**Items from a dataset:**
● ● ●
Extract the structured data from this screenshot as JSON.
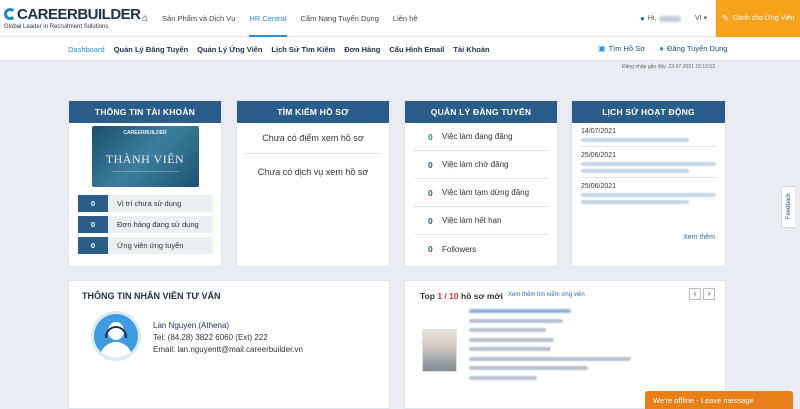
{
  "brand": {
    "logo": "CAREERBUILDER",
    "tagline": "Global Leader in Recruitment Solutions"
  },
  "topnav": {
    "items": [
      "Sản Phẩm và Dịch Vụ",
      "HR Central",
      "Cẩm Nang Tuyển Dụng",
      "Liên hệ"
    ],
    "greeting": "Hi,",
    "language": "VI",
    "candidate_button": "Dành cho Ứng Viên"
  },
  "subnav": {
    "items": [
      "Dashboard",
      "Quản Lý Đăng Tuyển",
      "Quản Lý Ứng Viên",
      "Lịch Sử Tìm Kiếm",
      "Đơn Hàng",
      "Cấu Hình Email",
      "Tài Khoản"
    ],
    "search_profiles": "Tìm Hồ Sơ",
    "post_job": "Đăng Tuyển Dụng"
  },
  "last_login": "Đăng nhập gần đây: 23-07-2021 18:19:53",
  "account": {
    "title": "THÔNG TIN TÀI KHOẢN",
    "card_logo": "CAREERBUILDER",
    "card_label": "THÀNH VIÊN",
    "stats": [
      {
        "value": "0",
        "label": "Vị trí chưa sử dụng"
      },
      {
        "value": "0",
        "label": "Đơn hàng đang sử dụng"
      },
      {
        "value": "0",
        "label": "Ứng viên ứng tuyển"
      }
    ]
  },
  "search": {
    "title": "TÌM KIẾM HỒ SƠ",
    "lines": [
      "Chưa có điểm xem hồ sơ",
      "Chưa có dịch vụ xem hồ sơ"
    ]
  },
  "jobs": {
    "title": "QUẢN LÝ ĐĂNG TUYỂN",
    "rows": [
      {
        "value": "0",
        "label": "Việc làm đang đăng"
      },
      {
        "value": "0",
        "label": "Việc làm chờ đăng"
      },
      {
        "value": "0",
        "label": "Việc làm tạm dừng đăng"
      },
      {
        "value": "0",
        "label": "Việc làm hết hạn"
      },
      {
        "value": "0",
        "label": "Followers"
      }
    ]
  },
  "history": {
    "title": "LỊCH SỬ HOẠT ĐỘNG",
    "dates": [
      "14/07/2021",
      "25/06/2021",
      "25/06/2021"
    ],
    "more": "Xem thêm"
  },
  "consultant": {
    "title": "THÔNG TIN NHÂN VIÊN TƯ VẤN",
    "name": "Lan Nguyen (Athena)",
    "phone": "Tel: (84.28) 3822 6060 (Ext) 222",
    "email": "Email: lan.nguyentt@mail.careerbuilder.vn"
  },
  "top_profiles": {
    "title_prefix": "Top",
    "current": "1",
    "separator": " / ",
    "total": "10",
    "title_suffix": "hồ sơ mới",
    "link": "Xem thêm tìm kiếm ứng viên",
    "prev": "‹",
    "next": "›"
  },
  "feedback": "Feedback",
  "chat": "We're offline - Leave message"
}
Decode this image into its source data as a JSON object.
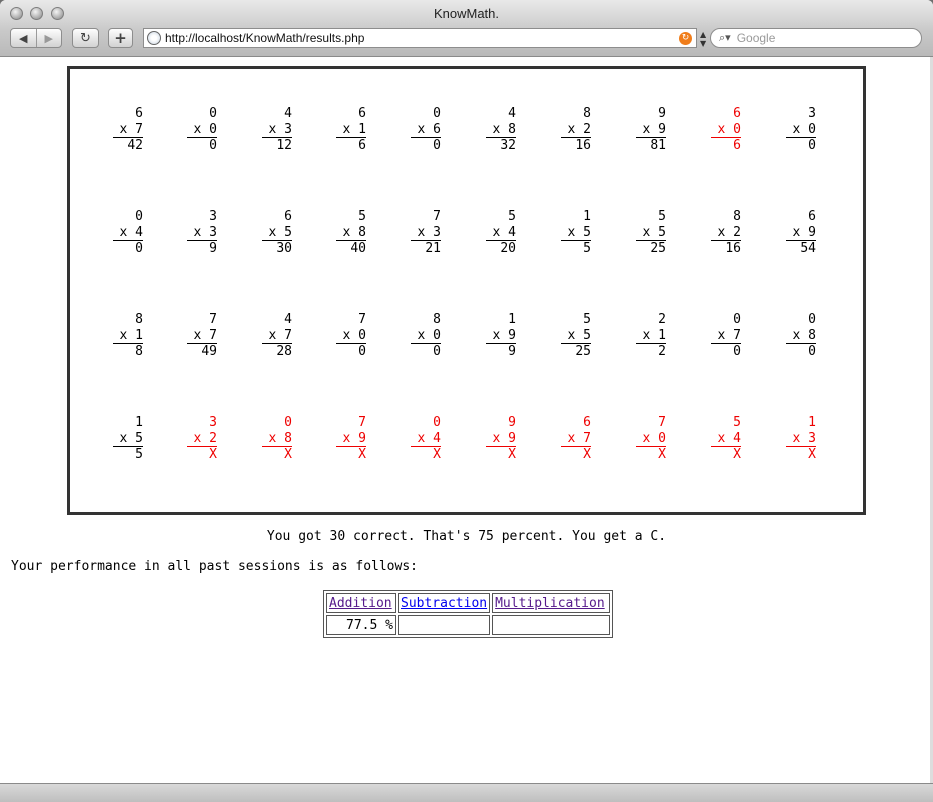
{
  "window": {
    "title": "KnowMath."
  },
  "toolbar": {
    "back_icon": "back-arrow-icon",
    "forward_icon": "forward-arrow-icon",
    "reload_icon": "reload-icon",
    "add_icon": "plus-icon",
    "url": "http://localhost/KnowMath/results.php",
    "search_placeholder": "Google"
  },
  "problems": [
    [
      {
        "a": "6",
        "b": "x 7",
        "ans": "42",
        "ok": true
      },
      {
        "a": "0",
        "b": "x 0",
        "ans": "0",
        "ok": true
      },
      {
        "a": "4",
        "b": "x 3",
        "ans": "12",
        "ok": true
      },
      {
        "a": "6",
        "b": "x 1",
        "ans": "6",
        "ok": true
      },
      {
        "a": "0",
        "b": "x 6",
        "ans": "0",
        "ok": true
      },
      {
        "a": "4",
        "b": "x 8",
        "ans": "32",
        "ok": true
      },
      {
        "a": "8",
        "b": "x 2",
        "ans": "16",
        "ok": true
      },
      {
        "a": "9",
        "b": "x 9",
        "ans": "81",
        "ok": true
      },
      {
        "a": "6",
        "b": "x 0",
        "ans": "6",
        "ok": false
      },
      {
        "a": "3",
        "b": "x 0",
        "ans": "0",
        "ok": true
      }
    ],
    [
      {
        "a": "0",
        "b": "x 4",
        "ans": "0",
        "ok": true
      },
      {
        "a": "3",
        "b": "x 3",
        "ans": "9",
        "ok": true
      },
      {
        "a": "6",
        "b": "x 5",
        "ans": "30",
        "ok": true
      },
      {
        "a": "5",
        "b": "x 8",
        "ans": "40",
        "ok": true
      },
      {
        "a": "7",
        "b": "x 3",
        "ans": "21",
        "ok": true
      },
      {
        "a": "5",
        "b": "x 4",
        "ans": "20",
        "ok": true
      },
      {
        "a": "1",
        "b": "x 5",
        "ans": "5",
        "ok": true
      },
      {
        "a": "5",
        "b": "x 5",
        "ans": "25",
        "ok": true
      },
      {
        "a": "8",
        "b": "x 2",
        "ans": "16",
        "ok": true
      },
      {
        "a": "6",
        "b": "x 9",
        "ans": "54",
        "ok": true
      }
    ],
    [
      {
        "a": "8",
        "b": "x 1",
        "ans": "8",
        "ok": true
      },
      {
        "a": "7",
        "b": "x 7",
        "ans": "49",
        "ok": true
      },
      {
        "a": "4",
        "b": "x 7",
        "ans": "28",
        "ok": true
      },
      {
        "a": "7",
        "b": "x 0",
        "ans": "0",
        "ok": true
      },
      {
        "a": "8",
        "b": "x 0",
        "ans": "0",
        "ok": true
      },
      {
        "a": "1",
        "b": "x 9",
        "ans": "9",
        "ok": true
      },
      {
        "a": "5",
        "b": "x 5",
        "ans": "25",
        "ok": true
      },
      {
        "a": "2",
        "b": "x 1",
        "ans": "2",
        "ok": true
      },
      {
        "a": "0",
        "b": "x 7",
        "ans": "0",
        "ok": true
      },
      {
        "a": "0",
        "b": "x 8",
        "ans": "0",
        "ok": true
      }
    ],
    [
      {
        "a": "1",
        "b": "x 5",
        "ans": "5",
        "ok": true
      },
      {
        "a": "3",
        "b": "x 2",
        "ans": "X",
        "ok": false
      },
      {
        "a": "0",
        "b": "x 8",
        "ans": "X",
        "ok": false
      },
      {
        "a": "7",
        "b": "x 9",
        "ans": "X",
        "ok": false
      },
      {
        "a": "0",
        "b": "x 4",
        "ans": "X",
        "ok": false
      },
      {
        "a": "9",
        "b": "x 9",
        "ans": "X",
        "ok": false
      },
      {
        "a": "6",
        "b": "x 7",
        "ans": "X",
        "ok": false
      },
      {
        "a": "7",
        "b": "x 0",
        "ans": "X",
        "ok": false
      },
      {
        "a": "5",
        "b": "x 4",
        "ans": "X",
        "ok": false
      },
      {
        "a": "1",
        "b": "x 3",
        "ans": "X",
        "ok": false
      }
    ]
  ],
  "colors": {
    "wrong": "#e00000",
    "visited_link": "#551a8b",
    "link": "#0000ee"
  },
  "result_text": "You got 30 correct. That's 75 percent. You get a C.",
  "performance_text": "Your performance in all past sessions is as follows:",
  "history": {
    "headers": [
      "Addition",
      "Subtraction",
      "Multiplication"
    ],
    "values": [
      "77.5 %",
      "",
      ""
    ]
  }
}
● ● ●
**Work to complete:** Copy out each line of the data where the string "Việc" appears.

**Answer to the problem:**
        "label": "Việc làm đang đăng"
        "label": "Việc làm chờ đăng"
        "label": "Việc làm tạm dừng đăng"
        "label": "Việc làm hết hạn"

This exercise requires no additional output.